* TASK DESCRIPTION
Count every line below that contains "JSON", then state the total with no other output.

* SUPPLIED MATERIAL

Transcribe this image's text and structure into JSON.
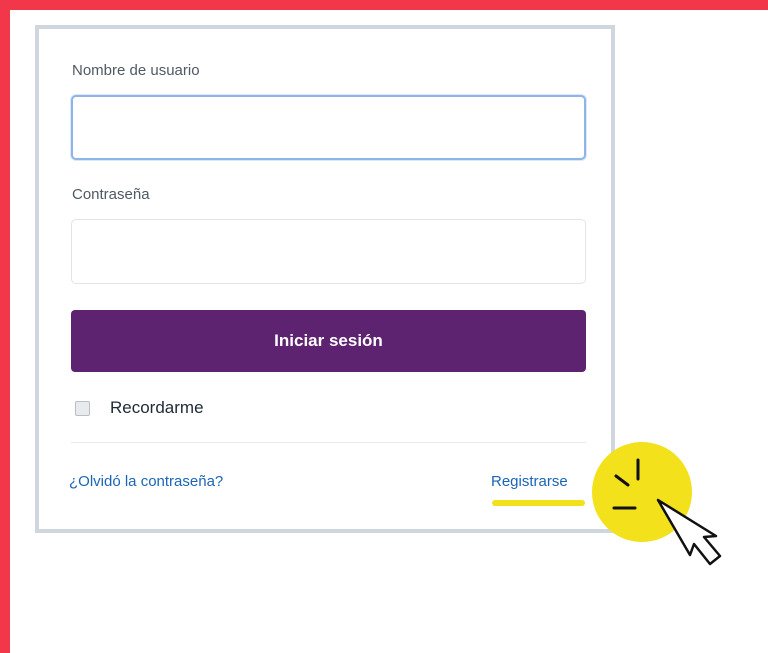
{
  "login_form": {
    "username_label": "Nombre de usuario",
    "username_value": "",
    "password_label": "Contraseña",
    "password_value": "",
    "login_button_label": "Iniciar sesión",
    "remember_me_label": "Recordarme",
    "remember_me_checked": false,
    "forgot_password_link": "¿Olvidó la contraseña?",
    "register_link": "Registrarse"
  },
  "colors": {
    "frame_accent": "#f2374b",
    "button_background": "#5d2371",
    "link": "#1b65b6",
    "highlight": "#f2e11b",
    "focus_border": "#8fb4e8"
  },
  "icons": {
    "cursor": "pointer-cursor-icon",
    "click_burst": "click-burst-icon"
  }
}
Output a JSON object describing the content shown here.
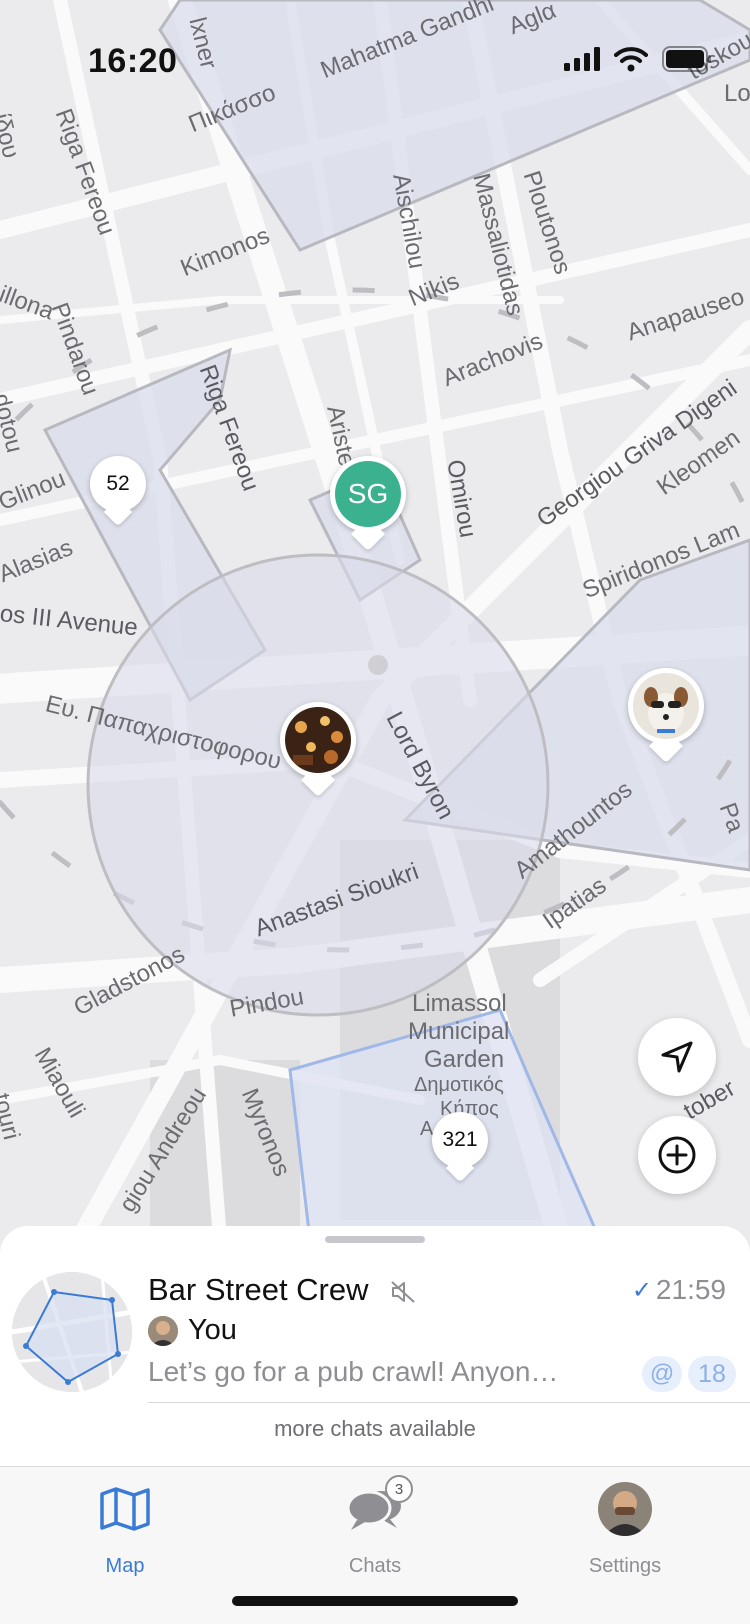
{
  "status_bar": {
    "time": "16:20"
  },
  "map": {
    "street_labels": [
      "Mahatma Gandhi",
      "Πικάσσο",
      "Riga Fereou",
      "Kimonos",
      "Aischilou",
      "Massaliotidas",
      "Ploutonos",
      "Nikis",
      "Anapauseo",
      "Arachovis",
      "Pindarou",
      "Riga Fereou",
      "Aristei",
      "Omirou",
      "Georgiou Griva Digeni",
      "Kleomen",
      "Glinou",
      "Alasias",
      "Spiridonos Lam",
      "os III Avenue",
      "Ευ. Παπαχριστοφορου",
      "Lord Byron",
      "Amathountos",
      "Ipatias",
      "Anastasi Sioukri",
      "Gladstonos",
      "Pindou",
      "Miaouli",
      "Myronos",
      "giou Andreou",
      "tober",
      "Limassol",
      "Municipal",
      "Garden",
      "Δημοτικός",
      "Κήπος",
      "Α",
      "illona",
      "dotou",
      "ίδου",
      "lxner",
      "Aglα",
      "toskou",
      "touri",
      "Pa",
      "Lo"
    ],
    "pins": {
      "cluster_52": "52",
      "cluster_321": "321",
      "user_sg": "SG"
    },
    "locate_button_icon": "navigation-arrow-icon",
    "add_button_icon": "plus-circle-icon"
  },
  "chat_sheet": {
    "title": "Bar Street Crew",
    "time": "21:59",
    "check": "✓",
    "sender": "You",
    "preview": "Let’s go for a pub crawl! Anyon…",
    "mention_badge": "@",
    "unread_count": "18",
    "more": "more chats available"
  },
  "tabbar": {
    "tabs": [
      {
        "label": "Map",
        "icon": "map-icon",
        "active": true
      },
      {
        "label": "Chats",
        "icon": "chat-bubbles-icon",
        "badge": "3"
      },
      {
        "label": "Settings",
        "icon": "profile-avatar-icon"
      }
    ]
  },
  "colors": {
    "accent": "#3a7bd5",
    "sg_avatar": "#3bb190",
    "map_bg": "#ebebed",
    "zone_fill": "#dde0ec"
  }
}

* FINISHED EXERCISE
2